The meat: this is where The Flynn is doing its own thing. You probably won’t find this kind of chicken served in traditional banh mi. It’s like a “sweet srirarcha mayo chilli” chicken with that slight hint of sweetness in the mayo that’s very Vietnamese. That’s probably the best way to describe it. One who knows me well already knows how much I’m going to praise this chicken – sriracha is a GOD of sauces. To infuse this kind of flavour and pair it with a sweet/sour Vietnamese palate is no easy feat. Yet, I feel as if The Flynn has pulled it off. It’s scrumptious.

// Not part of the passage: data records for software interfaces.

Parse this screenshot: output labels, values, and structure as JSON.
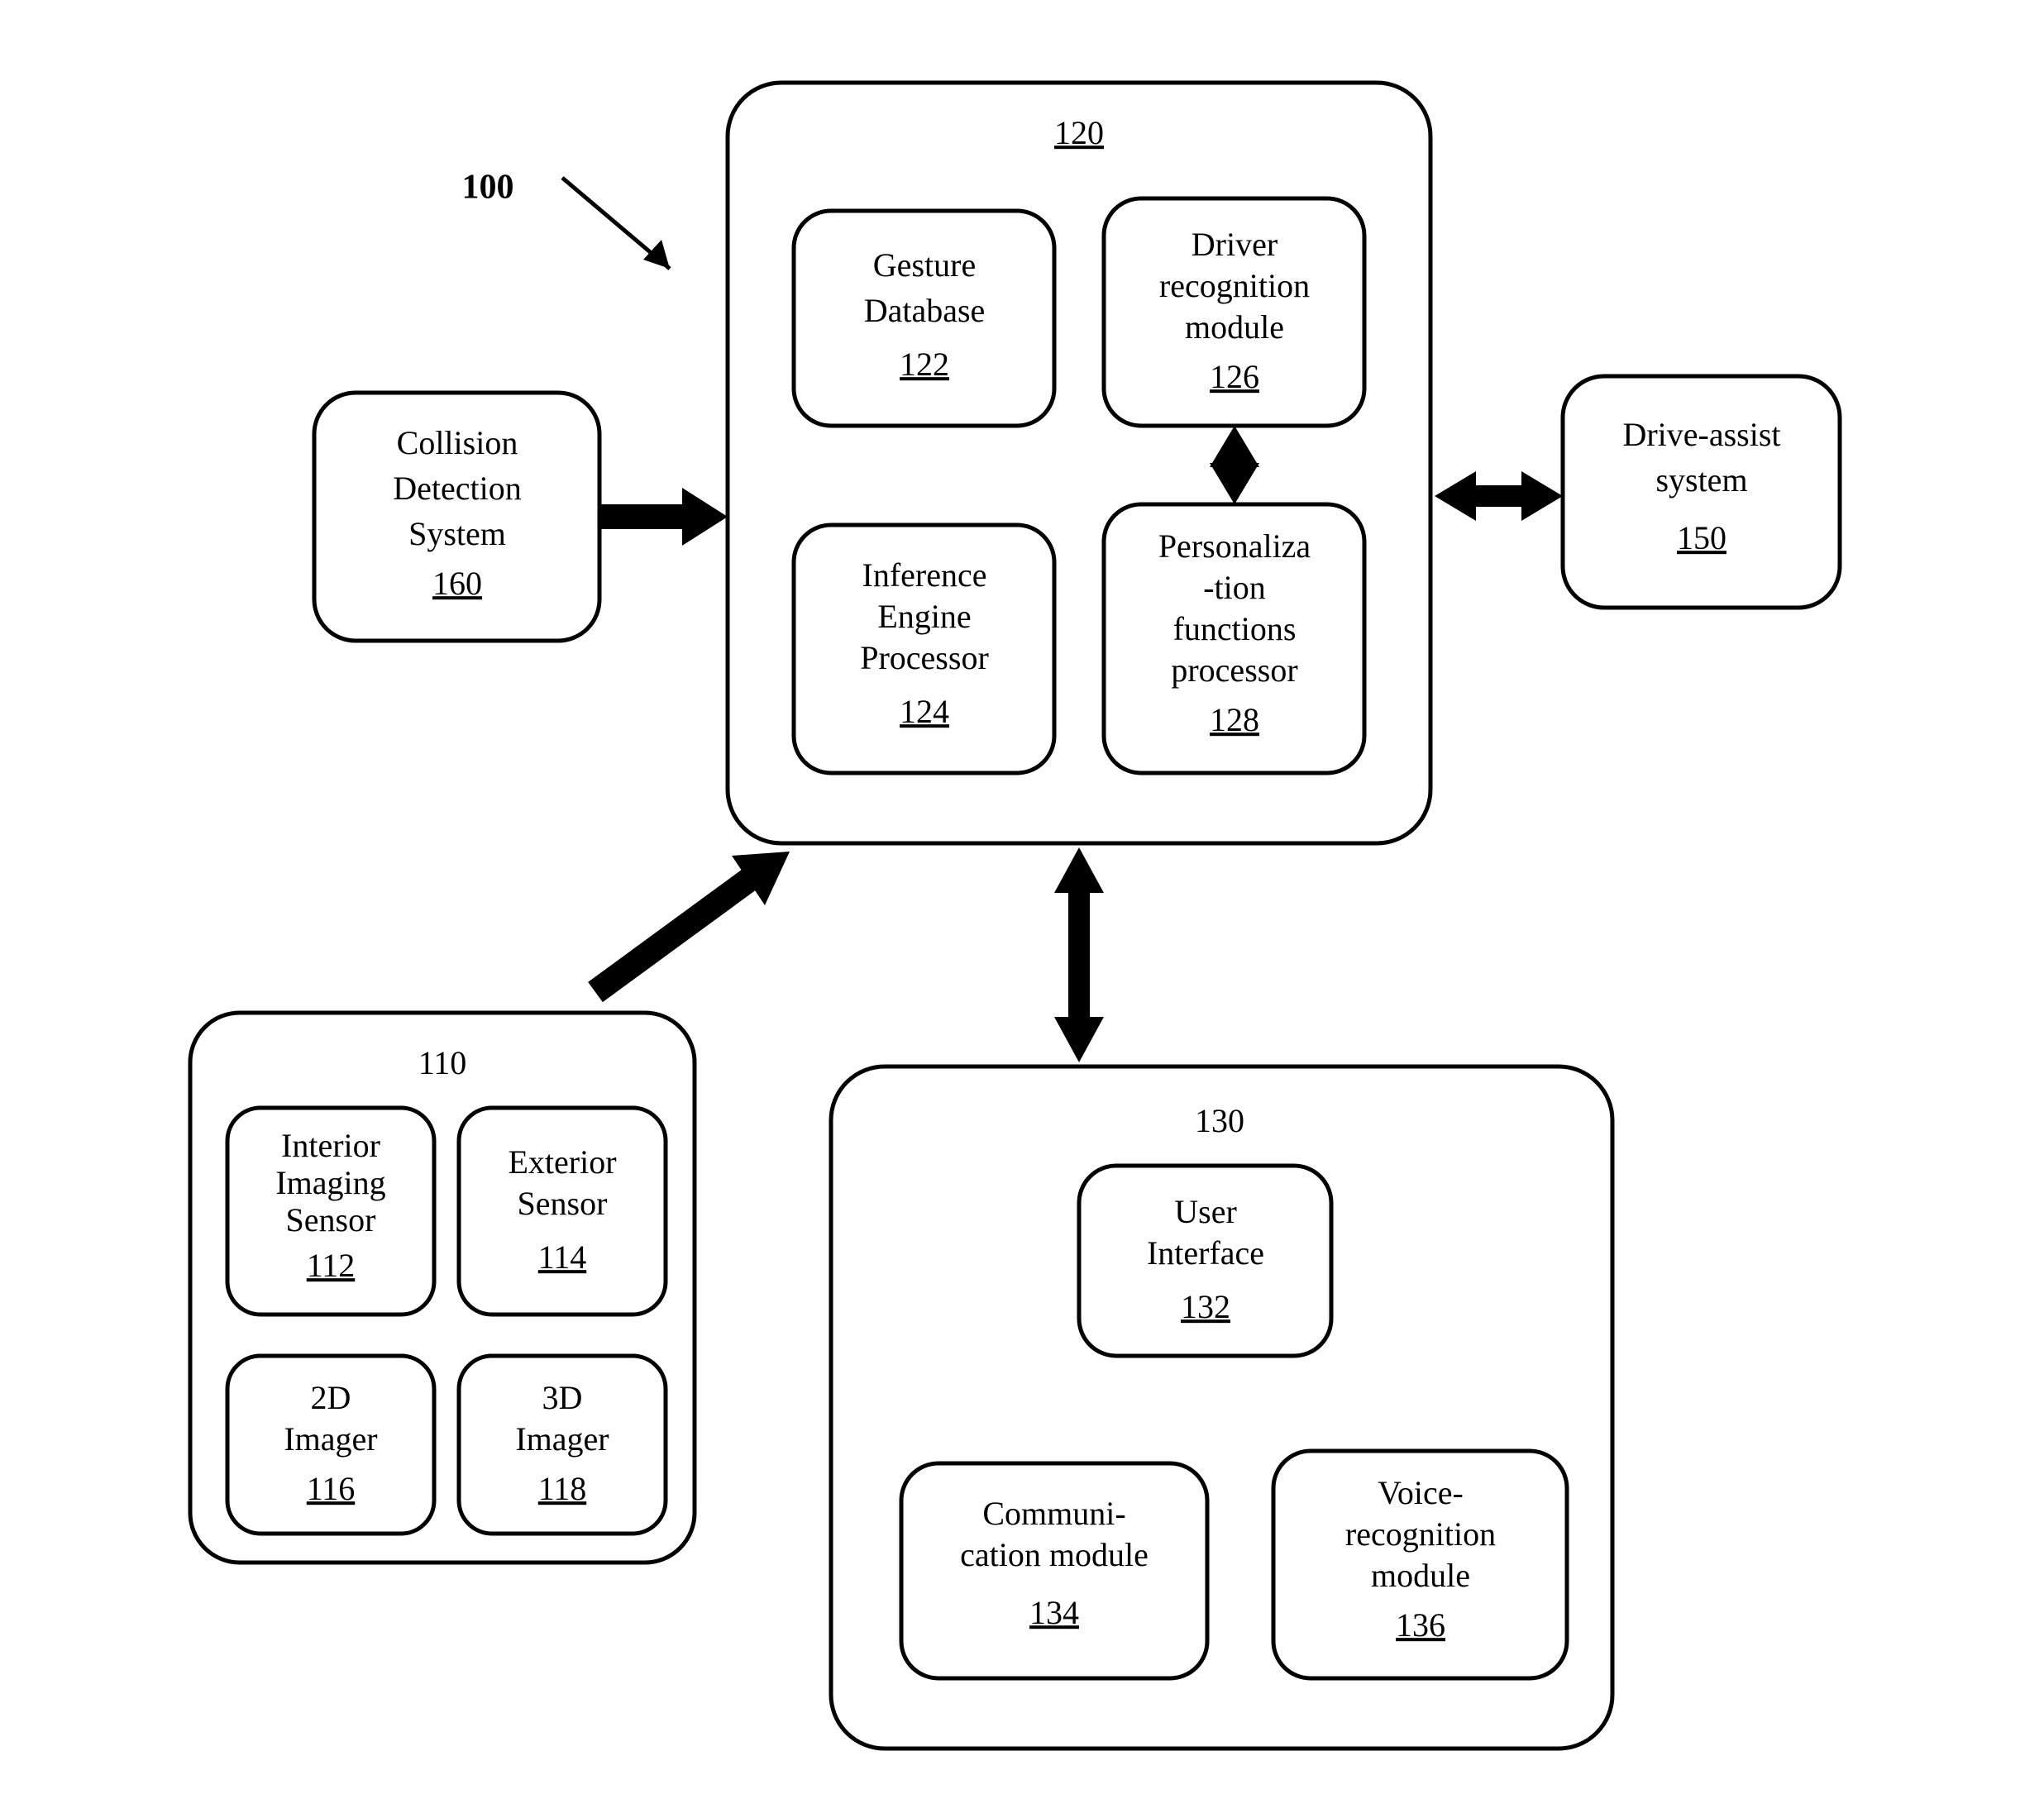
{
  "figure_ref": "100",
  "block160": {
    "line1": "Collision",
    "line2": "Detection",
    "line3": "System",
    "ref": "160"
  },
  "block120_ref": "120",
  "block122": {
    "line1": "Gesture",
    "line2": "Database",
    "ref": "122"
  },
  "block126": {
    "line1": "Driver",
    "line2": "recognition",
    "line3": "module",
    "ref": "126"
  },
  "block124": {
    "line1": "Inference",
    "line2": "Engine",
    "line3": "Processor",
    "ref": "124"
  },
  "block128": {
    "line1": "Personaliza",
    "line2": "-tion",
    "line3": "functions",
    "line4": "processor",
    "ref": "128"
  },
  "block150": {
    "line1": "Drive-assist",
    "line2": "system",
    "ref": "150"
  },
  "block110_ref": "110",
  "block112": {
    "line1": "Interior",
    "line2": "Imaging",
    "line3": "Sensor",
    "ref": "112"
  },
  "block114": {
    "line1": "Exterior",
    "line2": "Sensor",
    "ref": "114"
  },
  "block116": {
    "line1": "2D",
    "line2": "Imager",
    "ref": "116"
  },
  "block118": {
    "line1": "3D",
    "line2": "Imager",
    "ref": "118"
  },
  "block130_ref": "130",
  "block132": {
    "line1": "User",
    "line2": "Interface",
    "ref": "132"
  },
  "block134": {
    "line1": "Communi-",
    "line2": "cation module",
    "ref": "134"
  },
  "block136": {
    "line1": "Voice-",
    "line2": "recognition",
    "line3": "module",
    "ref": "136"
  }
}
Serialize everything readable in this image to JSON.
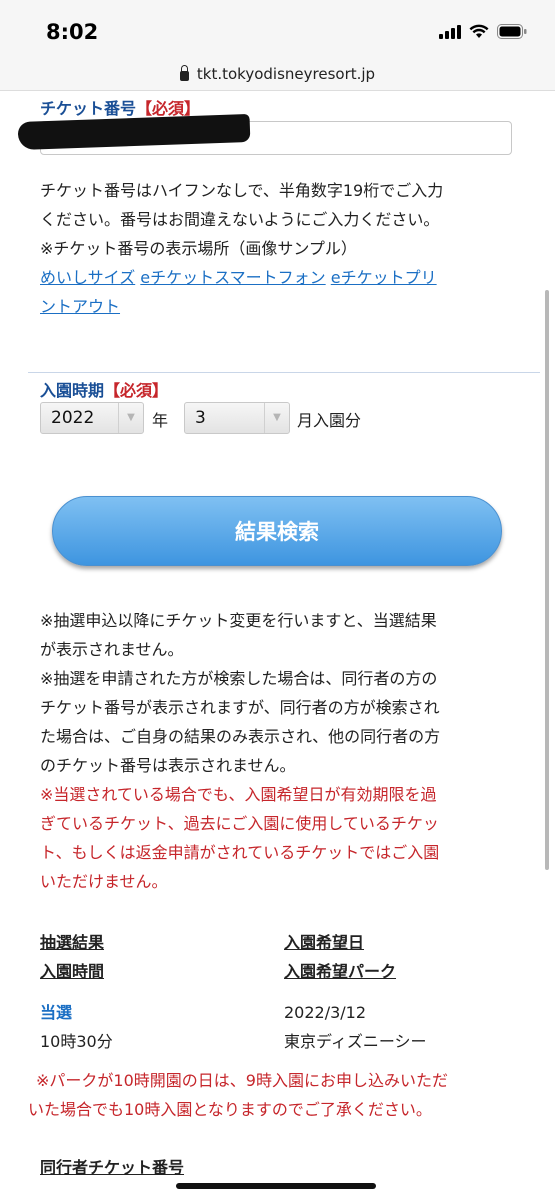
{
  "status": {
    "time": "8:02"
  },
  "browser": {
    "url": "tkt.tokyodisneyresort.jp"
  },
  "ticket": {
    "label": "チケット番号",
    "required": "【必須】",
    "help_lines": [
      "チケット番号はハイフンなしで、半角数字19桁でご入力",
      "ください。番号はお間違えないようにご入力ください。",
      "※チケット番号の表示場所（画像サンプル）"
    ],
    "links": [
      "めいしサイズ",
      "eチケットスマートフォン",
      "eチケットプリ",
      "ントアウト"
    ]
  },
  "entry": {
    "label": "入園時期",
    "required": "【必須】",
    "year": "2022",
    "year_unit": "年",
    "month": "3",
    "month_unit": "月入園分"
  },
  "search_button": "結果検索",
  "notes": [
    "※抽選申込以降にチケット変更を行いますと、当選結果",
    "が表示されません。",
    "※抽選を申請された方が検索した場合は、同行者の方の",
    "チケット番号が表示されますが、同行者の方が検索され",
    "た場合は、ご自身の結果のみ表示され、他の同行者の方",
    "のチケット番号は表示されません。"
  ],
  "red_notes": [
    "※当選されている場合でも、入園希望日が有効期限を過",
    "ぎているチケット、過去にご入園に使用しているチケッ",
    "ト、もしくは返金申請がされているチケットではご入園",
    "いただけません。"
  ],
  "results": {
    "headers": [
      "抽選結果",
      "入園時間",
      "入園希望日",
      "入園希望パーク"
    ],
    "result": "当選",
    "time": "10時30分",
    "date": "2022/3/12",
    "park": "東京ディズニーシー"
  },
  "park_note": [
    "※パークが10時開園の日は、9時入園にお申し込みいただ",
    "いた場合でも10時入園となりますのでご了承ください。"
  ],
  "companion": {
    "label": "同行者チケット番号"
  },
  "colors": {
    "label": "#1a4f96",
    "required": "#c6262b",
    "link": "#1b6fc4",
    "button": "#4a9ee6"
  }
}
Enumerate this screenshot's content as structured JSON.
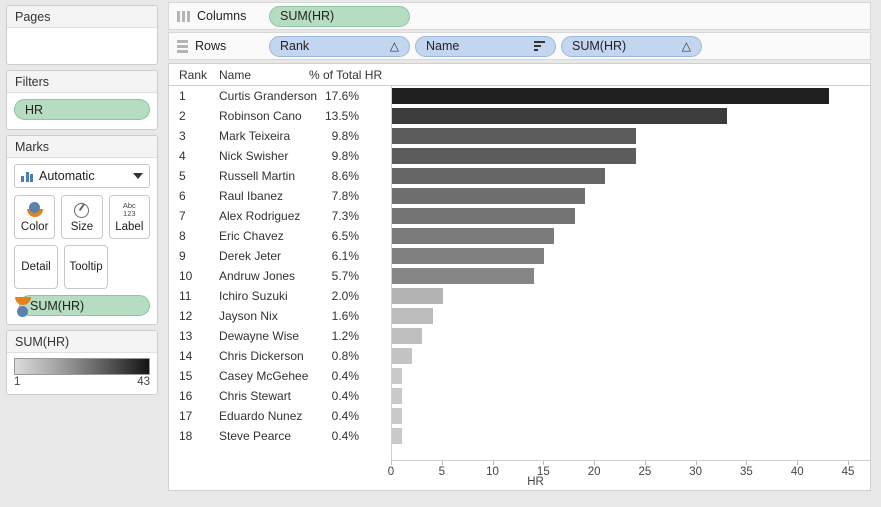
{
  "left_panel": {
    "pages": {
      "title": "Pages"
    },
    "filters": {
      "title": "Filters",
      "pills": [
        {
          "label": "HR"
        }
      ]
    },
    "marks": {
      "title": "Marks",
      "mark_type": "Automatic",
      "buttons": [
        {
          "label": "Color",
          "icon": "color-icon"
        },
        {
          "label": "Size",
          "icon": "size-icon"
        },
        {
          "label": "Label",
          "icon": "abc-123-icon"
        },
        {
          "label": "Detail",
          "icon": ""
        },
        {
          "label": "Tooltip",
          "icon": ""
        }
      ],
      "encoding_pills": [
        {
          "label": "SUM(HR)",
          "icon": "color-icon"
        }
      ]
    },
    "legend": {
      "title": "SUM(HR)",
      "min": "1",
      "max": "43",
      "gradient_start": "#dcdcdc",
      "gradient_end": "#141414"
    }
  },
  "shelves": {
    "columns": {
      "label": "Columns",
      "pills": [
        {
          "label": "SUM(HR)",
          "type": "measure",
          "indicator": ""
        }
      ]
    },
    "rows": {
      "label": "Rows",
      "pills": [
        {
          "label": "Rank",
          "type": "dimension",
          "indicator": "sort-asc"
        },
        {
          "label": "Name",
          "type": "dimension",
          "indicator": "sort-bars"
        },
        {
          "label": "SUM(HR)",
          "type": "dimension",
          "indicator": "sort-asc"
        }
      ]
    }
  },
  "view": {
    "headers": {
      "rank": "Rank",
      "name": "Name",
      "pct": "% of Total HR"
    },
    "rows": [
      {
        "rank": "1",
        "name": "Curtis Granderson",
        "pct": "17.6%",
        "hr": 43,
        "color": "#1f1f1f"
      },
      {
        "rank": "2",
        "name": "Robinson Cano",
        "pct": "13.5%",
        "hr": 33,
        "color": "#3c3c3c"
      },
      {
        "rank": "3",
        "name": "Mark Teixeira",
        "pct": "9.8%",
        "hr": 24,
        "color": "#5c5c5c"
      },
      {
        "rank": "4",
        "name": "Nick Swisher",
        "pct": "9.8%",
        "hr": 24,
        "color": "#5c5c5c"
      },
      {
        "rank": "5",
        "name": "Russell Martin",
        "pct": "8.6%",
        "hr": 21,
        "color": "#666666"
      },
      {
        "rank": "6",
        "name": "Raul Ibanez",
        "pct": "7.8%",
        "hr": 19,
        "color": "#6e6e6e"
      },
      {
        "rank": "7",
        "name": "Alex Rodriguez",
        "pct": "7.3%",
        "hr": 18,
        "color": "#737373"
      },
      {
        "rank": "8",
        "name": "Eric Chavez",
        "pct": "6.5%",
        "hr": 16,
        "color": "#7b7b7b"
      },
      {
        "rank": "9",
        "name": "Derek Jeter",
        "pct": "6.1%",
        "hr": 15,
        "color": "#808080"
      },
      {
        "rank": "10",
        "name": "Andruw Jones",
        "pct": "5.7%",
        "hr": 14,
        "color": "#868686"
      },
      {
        "rank": "11",
        "name": "Ichiro Suzuki",
        "pct": "2.0%",
        "hr": 5,
        "color": "#b3b3b3"
      },
      {
        "rank": "12",
        "name": "Jayson Nix",
        "pct": "1.6%",
        "hr": 4,
        "color": "#bcbcbc"
      },
      {
        "rank": "13",
        "name": "Dewayne Wise",
        "pct": "1.2%",
        "hr": 3,
        "color": "#bfbfbf"
      },
      {
        "rank": "14",
        "name": "Chris Dickerson",
        "pct": "0.8%",
        "hr": 2,
        "color": "#c4c4c4"
      },
      {
        "rank": "15",
        "name": "Casey McGehee",
        "pct": "0.4%",
        "hr": 1,
        "color": "#c9c9c9"
      },
      {
        "rank": "16",
        "name": "Chris Stewart",
        "pct": "0.4%",
        "hr": 1,
        "color": "#c9c9c9"
      },
      {
        "rank": "17",
        "name": "Eduardo Nunez",
        "pct": "0.4%",
        "hr": 1,
        "color": "#c9c9c9"
      },
      {
        "rank": "18",
        "name": "Steve Pearce",
        "pct": "0.4%",
        "hr": 1,
        "color": "#c9c9c9"
      }
    ]
  },
  "chart_data": {
    "type": "bar",
    "title": "",
    "xlabel": "HR",
    "ylabel": "",
    "orientation": "horizontal",
    "xlim": [
      0,
      45
    ],
    "xticks": [
      0,
      5,
      10,
      15,
      20,
      25,
      30,
      35,
      40,
      45
    ],
    "grid": false,
    "legend": {
      "title": "SUM(HR)",
      "position": "left-panel",
      "min": 1,
      "max": 43,
      "type": "sequential-gray"
    },
    "categories": [
      "Curtis Granderson",
      "Robinson Cano",
      "Mark Teixeira",
      "Nick Swisher",
      "Russell Martin",
      "Raul Ibanez",
      "Alex Rodriguez",
      "Eric Chavez",
      "Derek Jeter",
      "Andruw Jones",
      "Ichiro Suzuki",
      "Jayson Nix",
      "Dewayne Wise",
      "Chris Dickerson",
      "Casey McGehee",
      "Chris Stewart",
      "Eduardo Nunez",
      "Steve Pearce"
    ],
    "values": [
      43,
      33,
      24,
      24,
      21,
      19,
      18,
      16,
      15,
      14,
      5,
      4,
      3,
      2,
      1,
      1,
      1,
      1
    ],
    "percent_of_total": [
      "17.6%",
      "13.5%",
      "9.8%",
      "9.8%",
      "8.6%",
      "7.8%",
      "7.3%",
      "6.5%",
      "6.1%",
      "5.7%",
      "2.0%",
      "1.6%",
      "1.2%",
      "0.8%",
      "0.4%",
      "0.4%",
      "0.4%",
      "0.4%"
    ],
    "ranks": [
      1,
      2,
      3,
      4,
      5,
      6,
      7,
      8,
      9,
      10,
      11,
      12,
      13,
      14,
      15,
      16,
      17,
      18
    ]
  }
}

If you can’t take spice however, then this may not be for you.
It also happens to be quite tender, and exists in ample quantities in the banh mi. It could be dry at places, but that’s about as much as I’m going to fault it.
The existence of this chicken is also why there is no pate on the banh mi – it doesn’t need it. At the same time, this essentially disqualifies it from being banh mi, but remember my three words earlier?
It does get a bit messy to eat because it’s so big – you’ve really got to squeeze everything together, otherwise you’re going to have trouble – especially if you have a small mouth like me.
Did I mention that the chips are really good as well? Hit them up with some of that sriarcha mayo – it’ll do wonders.
Next to the gloriousness of the banh mi, Mrs. Dang’s noodle bowl is a disappointment, to say the least. I’m not sure what dish this is emulating, but it does involve bún (thin rice vermicelli), a fair bit of beef, and a really strange tangy sauce/soup that you can add at your discretion.
Big problem here is that it tastes a bit too sweet. Kind of like an off-tang. Pretty much throws off the entire dish, really.
The beef wasn’t cooked all that well either, with lots of tough chewy parts. That said, the parts that were good did have the flavour to boot.
Luckily, we had a nice dessert to wipe away all previous tastes. Ain’t many things sweeter than a sticky date pudding w/poached rhubarb. This is fairly comparable to the one at Jones the Grocer, though is inferior to that. That said, this pudding is still pretty good – solid scoop of ice cream to give that deliciously juxtaposed chill, and plenty of moisture within the pudding itself. A good way to finish things off!
Do you think The Flynn’s banh mi is worth it? Go on a Thursday for $12, and decide for yourself. I could honestly see myself eating it again, but naturally it’s no replacement for Vietnamese banh mi. That said, the feeling’s mutual.
As usual, feel free to leave a comment or three 😀
- A surprisingly well executed take on banh mi
- Decent drinks & entrees
- Nice decor
Not so Awesome:
- paying $15 for banh mi raises eyebrows
- Mrs. Dang’s noodle bowl is best avoided